Velocity structure of south-east of Iran based on ambient noise analysis




The mixture of natural and artificial seismic sources with random distributions cause diffuse wave field with random amplitudes and phases called noise. When noise is analyzed in a long-term process, it contains surface waves which are spread in all directions. Thus, ambient noise contains data relevant to the surface waves. In recent years, as broadband seismic networks have been distributed vastly around the world, diffuse wave fields are utilized to obtain surface waves. The data of the fields are recorded in the forms of seismic ambient noise and waveforms. Seismic waveform is created as a result of multiple diffuse seismic waves of heterogeneous areas, while seismic ambient noise is caused by many types of sources such as ocean microseisms , atmospheric turbulences (Tanimoto, 1999), storms, volcano erroptions and so on. Recent studies suggest that surface waves extracted from diffuse wave fields and seismic waveforms are according to the Green function (Wapenaar, 2004) .Although, the horizontal to vertical spectral ratio  technique of microtremor measurement  is widely applied in microzonation and site response studies during past two dacays. but the goal of this kind of geotchnical studies is different from seismologcal noise investigations.
For the first time, Campillo and Paul (2003) have calculated group velocity of Rayleigh and Love surface waves from waveforms of 101 teleseismic earthquakes recorded in the national Mexican seismic network.

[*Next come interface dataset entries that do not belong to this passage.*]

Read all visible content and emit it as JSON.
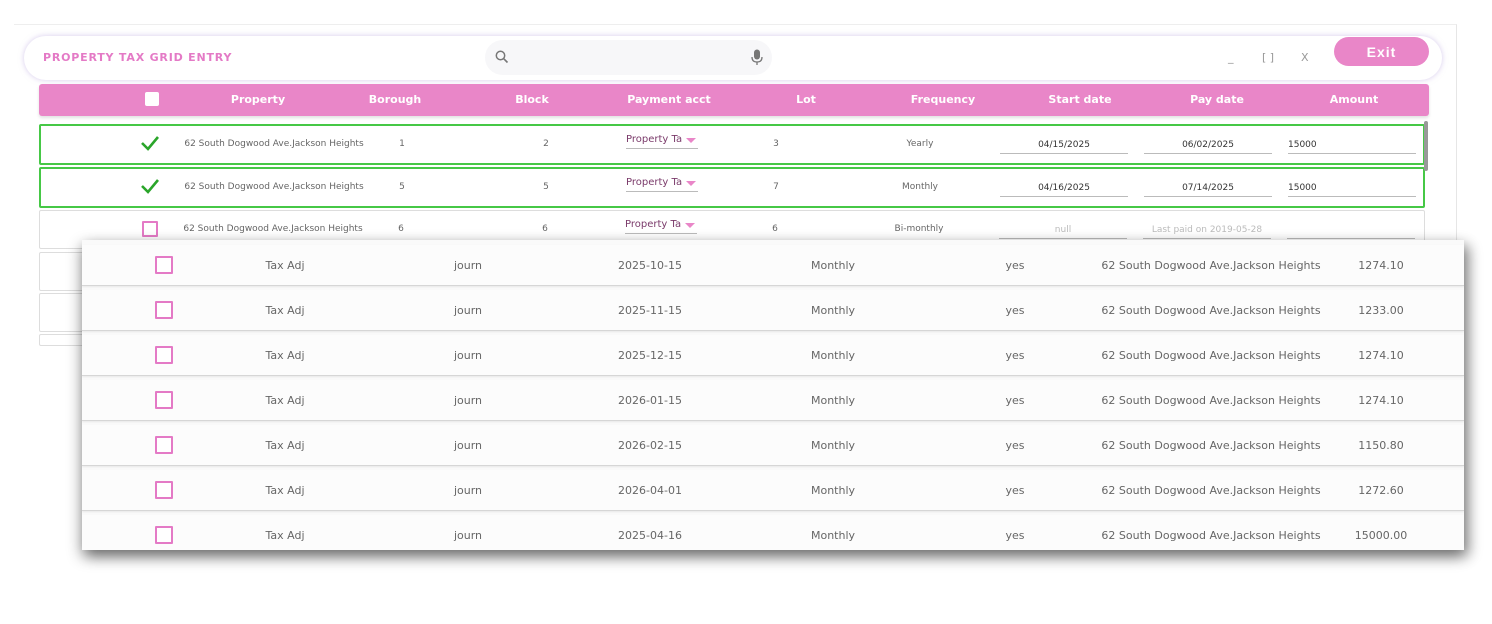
{
  "app": {
    "title": "PROPERTY TAX GRID ENTRY",
    "exit_label": "Exit",
    "window_controls": {
      "minimize": "_",
      "maximize": "[ ]",
      "close": "X"
    }
  },
  "search": {
    "placeholder": ""
  },
  "table": {
    "headers": [
      "Property",
      "Borough",
      "Block",
      "Payment acct",
      "Lot",
      "Frequency",
      "Start date",
      "Pay date",
      "Amount"
    ],
    "rows": [
      {
        "checked": true,
        "property": "62 South Dogwood Ave.Jackson Heights",
        "borough": "1",
        "block": "2",
        "payment_acct": "Property Ta",
        "lot": "3",
        "frequency": "Yearly",
        "start_date": "04/15/2025",
        "pay_date": "06/02/2025",
        "amount": "15000"
      },
      {
        "checked": true,
        "property": "62 South Dogwood Ave.Jackson Heights",
        "borough": "5",
        "block": "5",
        "payment_acct": "Property Ta",
        "lot": "7",
        "frequency": "Monthly",
        "start_date": "04/16/2025",
        "pay_date": "07/14/2025",
        "amount": "15000"
      },
      {
        "checked": false,
        "property": "62 South Dogwood Ave.Jackson Heights",
        "borough": "6",
        "block": "6",
        "payment_acct": "Property Ta",
        "lot": "6",
        "frequency": "Bi-monthly",
        "start_date": "null",
        "pay_date": "Last paid on 2019-05-28",
        "amount": ""
      }
    ]
  },
  "overlay": {
    "rows": [
      {
        "type": "Tax Adj",
        "source": "journ",
        "date": "2025-10-15",
        "frequency": "Monthly",
        "flag": "yes",
        "property": "62 South Dogwood Ave.Jackson Heights",
        "amount": "1274.10"
      },
      {
        "type": "Tax Adj",
        "source": "journ",
        "date": "2025-11-15",
        "frequency": "Monthly",
        "flag": "yes",
        "property": "62 South Dogwood Ave.Jackson Heights",
        "amount": "1233.00"
      },
      {
        "type": "Tax Adj",
        "source": "journ",
        "date": "2025-12-15",
        "frequency": "Monthly",
        "flag": "yes",
        "property": "62 South Dogwood Ave.Jackson Heights",
        "amount": "1274.10"
      },
      {
        "type": "Tax Adj",
        "source": "journ",
        "date": "2026-01-15",
        "frequency": "Monthly",
        "flag": "yes",
        "property": "62 South Dogwood Ave.Jackson Heights",
        "amount": "1274.10"
      },
      {
        "type": "Tax Adj",
        "source": "journ",
        "date": "2026-02-15",
        "frequency": "Monthly",
        "flag": "yes",
        "property": "62 South Dogwood Ave.Jackson Heights",
        "amount": "1150.80"
      },
      {
        "type": "Tax Adj",
        "source": "journ",
        "date": "2026-04-01",
        "frequency": "Monthly",
        "flag": "yes",
        "property": "62 South Dogwood Ave.Jackson Heights",
        "amount": "1272.60"
      },
      {
        "type": "Tax Adj",
        "source": "journ",
        "date": "2025-04-16",
        "frequency": "Monthly",
        "flag": "yes",
        "property": "62 South Dogwood Ave.Jackson Heights",
        "amount": "15000.00"
      }
    ]
  },
  "colors": {
    "accent": "#e986c8",
    "selected_border": "#46c846",
    "check": "#2aa52a"
  },
  "icons": {
    "search": "search-icon",
    "mic": "microphone-icon",
    "check": "checkmark-icon"
  }
}
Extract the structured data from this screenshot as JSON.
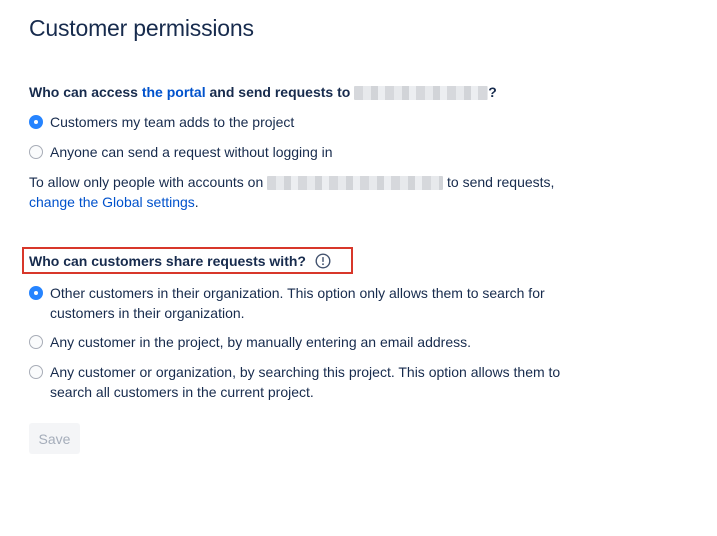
{
  "page": {
    "title": "Customer permissions"
  },
  "access_section": {
    "question_prefix": "Who can access ",
    "portal_link": "the portal",
    "question_middle": " and send requests to",
    "question_suffix": "?",
    "options": [
      {
        "label": "Customers my team adds to the project",
        "selected": true
      },
      {
        "label": "Anyone can send a request without logging in",
        "selected": false
      }
    ],
    "note_prefix": "To allow only people with accounts on",
    "note_suffix": " to send requests,",
    "global_settings_link": "change the Global settings",
    "note_end": "."
  },
  "share_section": {
    "question": "Who can customers share requests with?",
    "info_icon": "exclamation-circle-icon",
    "highlight_color": "#d8372a",
    "options": [
      {
        "label": "Other customers in their organization. This option only allows them to search for customers in their organization.",
        "selected": true
      },
      {
        "label": "Any customer in the project, by manually entering an email address.",
        "selected": false
      },
      {
        "label": "Any customer or organization, by searching this project. This option allows them to search all customers in the current project.",
        "selected": false
      }
    ]
  },
  "actions": {
    "save_label": "Save",
    "save_enabled": false
  },
  "colors": {
    "text": "#172b4d",
    "link": "#0052cc",
    "radio_checked": "#2684ff"
  }
}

After that investigation of ambient noise for Green function analysis have been continued by means of Shapiro and Campillo (2004; 2005) ؛ Schuster et al., (2004) ؛ Snieder (2004)؛ Bensen et al.(2007) ; Wapenaar et al.(2013)؛ Javan and Movaghari (1392). They showed it is possible to get the Green function between stations through calculating Cross Correlation Function of recorded noise. Characteristics of seismic ambient noise are independent of occurring earthquake. That’s why ambient noise is used widely and provides the opportunity to do imaging without a source, or passive imaging in order to study crustal structure between two stations. More applications include terrestrial and solar seismology, underwater acoustics, and structural health monitoring (Larose et al., 2008).
In this article, we are going to compare velocity structure created by surface waves of ambient noise and earthquake surface waves based on waveforms from IIEES broadband seismic stations. Braod band seismic stations are usually installed in quiet locations some distance from significant sources of cultural noise, such as roads, railroads, and machinery. We analyze seismic noise using continuous 50 sample/s from one year data. Using recorded ambient noise in Tabas, Sharakht (Qaenat), Zahedan, Chabahar, and Bandar Abbas broadband seismic stations, the Green function of surface waves between each pair station was obtained by cross correlation technique and dispersion curve was calculated through frequency-time analysis. According to this curve, a 1-D model of velocity structure between two stations was presented. There has been a comparison between this model and the one acquired from May 11, 2013 earthquake occurred in the north of Jask at the south of Iran. The results show that we can use the ambient noise to study crustal velocity structure and upper mantle as well. Therefore, it is necessary to record ambient noise continuously in seismic stations so as to prepare fundamental research in seismology.